Every organization considers itself unique. In many respects, the notion is accurate: Companies each have specialized corporate cultures, best practices and mission statements that they hope sets them apart from the competition. When it comes to IT vulnerabilities, however, a new study from NCC Group found that businesses have more in common than they realize — and this shared experience may pave the way for better cybersecurity.
Common Ground With Vulnerabilities
SecurityWeek has details on the upcoming study, which ran a commercial-grade scanning product across the networks of 100 organizations from a variety of industry verticals, covering everything from charity organizations to energy companies and financial institutions. Completed over 15 months from February 2014 to May 2015, the study produced 908,000 security issues.
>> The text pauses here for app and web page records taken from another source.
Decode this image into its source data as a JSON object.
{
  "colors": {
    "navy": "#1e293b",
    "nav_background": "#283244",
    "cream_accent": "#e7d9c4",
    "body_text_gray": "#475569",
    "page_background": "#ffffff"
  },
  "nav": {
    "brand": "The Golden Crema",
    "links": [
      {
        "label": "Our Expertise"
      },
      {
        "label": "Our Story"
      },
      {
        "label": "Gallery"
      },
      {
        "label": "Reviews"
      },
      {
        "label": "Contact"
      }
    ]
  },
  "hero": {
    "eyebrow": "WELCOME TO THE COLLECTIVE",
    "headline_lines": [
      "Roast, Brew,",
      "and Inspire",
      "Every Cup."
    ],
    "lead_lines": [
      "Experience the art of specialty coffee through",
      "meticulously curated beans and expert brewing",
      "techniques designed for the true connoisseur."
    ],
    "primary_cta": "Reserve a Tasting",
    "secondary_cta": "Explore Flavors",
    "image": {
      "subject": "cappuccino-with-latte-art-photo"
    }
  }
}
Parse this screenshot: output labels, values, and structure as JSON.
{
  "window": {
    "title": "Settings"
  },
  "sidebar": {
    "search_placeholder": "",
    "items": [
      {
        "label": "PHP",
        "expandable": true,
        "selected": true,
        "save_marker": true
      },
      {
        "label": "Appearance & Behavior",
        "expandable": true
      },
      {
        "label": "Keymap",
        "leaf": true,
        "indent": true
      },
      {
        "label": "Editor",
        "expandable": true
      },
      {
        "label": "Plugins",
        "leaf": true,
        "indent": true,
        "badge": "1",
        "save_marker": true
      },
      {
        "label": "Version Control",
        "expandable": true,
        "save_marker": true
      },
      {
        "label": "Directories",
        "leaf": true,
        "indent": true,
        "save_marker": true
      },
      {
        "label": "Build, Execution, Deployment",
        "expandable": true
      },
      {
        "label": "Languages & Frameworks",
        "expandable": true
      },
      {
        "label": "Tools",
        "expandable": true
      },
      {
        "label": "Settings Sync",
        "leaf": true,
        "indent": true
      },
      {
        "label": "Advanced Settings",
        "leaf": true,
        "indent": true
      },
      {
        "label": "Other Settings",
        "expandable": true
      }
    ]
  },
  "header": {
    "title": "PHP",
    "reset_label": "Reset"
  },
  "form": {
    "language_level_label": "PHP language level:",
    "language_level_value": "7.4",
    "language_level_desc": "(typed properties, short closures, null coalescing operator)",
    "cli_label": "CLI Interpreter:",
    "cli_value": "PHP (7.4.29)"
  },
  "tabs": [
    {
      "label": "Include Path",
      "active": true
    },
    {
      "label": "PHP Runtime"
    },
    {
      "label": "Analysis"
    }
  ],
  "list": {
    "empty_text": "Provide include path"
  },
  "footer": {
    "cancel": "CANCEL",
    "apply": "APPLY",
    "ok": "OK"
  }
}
The most common “were related to Web application security, particularly flaws affecting the Web server or language in which the Web application was written.”
There were outliers: In the transport industry, for example, server and language issues were by the far the most prevalent type of failure points. Meanwhile, health care stood out as one of the quickest industries to respond once flaws were identified. In most cases, health care vulnerabilities were resolved in less than 10 weeks.
Other findings of note include numerous network issues related to cryptography, such as SSH, SSL and PKI, along with a failure by many companies to meet both internal and third-party best practice guidelines for securing Web apps. It’s also worth noting that while Linux-based bugs were typically fixed in 20 weeks or less, just 75 percent of those found in Microsoft systems were patched during the same period, and 10 percent of all Microsoft problems were still unresolved after a year.
The most interesting findings in the report, however, relate to speed and specificity. In cases where environment-specific solutions are necessary to solve problems, such as shutting down critical services to apply updates or changing default configurations, companies tend to drag their heels. And when it comes to speed, companies are eager to fix issues when they’re first identified: The report found that more than half of all vulnerabilities were patched in the first 10 to 20 weeks. After that, however, enthusiasm died down, and fixes were carried out only when time and money allowed.
Mobile devices and the emerging Internet of Things (IoT) also play a role in common cybersecurity. For example, many mobile apps carry similar flaws such as bypassing login prompts, letting users create weak passwords or not bothering to encrypt sensitive data. And when it comes to IoT devices, CRN noted that companies lack the tools necessary to secure this burgeoning ecosystem.
Doomed to Repeat?
So where does this common vulnerability report leave enterprises? Are they destined to make the same mistakes over and over, like a modern-day Sisyphus pushing out one security best practice after another, only to have them come tumbling back down and force a complete rework? Not exactly.
First, companies need to share what NCC Group has found to be commonplace: the insecurity of their Web apps. By combining forces, it’s possible to devise better defenses. Cybercriminals are willing to share their exploit tips and kits, and law-abiding companies need to do the same with threat intelligence sharing.
In addition, there’s a need for common ground — a way to build and scale up applications that is globally recognized, standardized and lowers the possibility of one-off attacks by malicious actors. Simply put, companies need to give up the idea that they’re unique when it comes to cybersecurity. In fact, similarity is a kind of strength: The experience of all used to the benefit of all.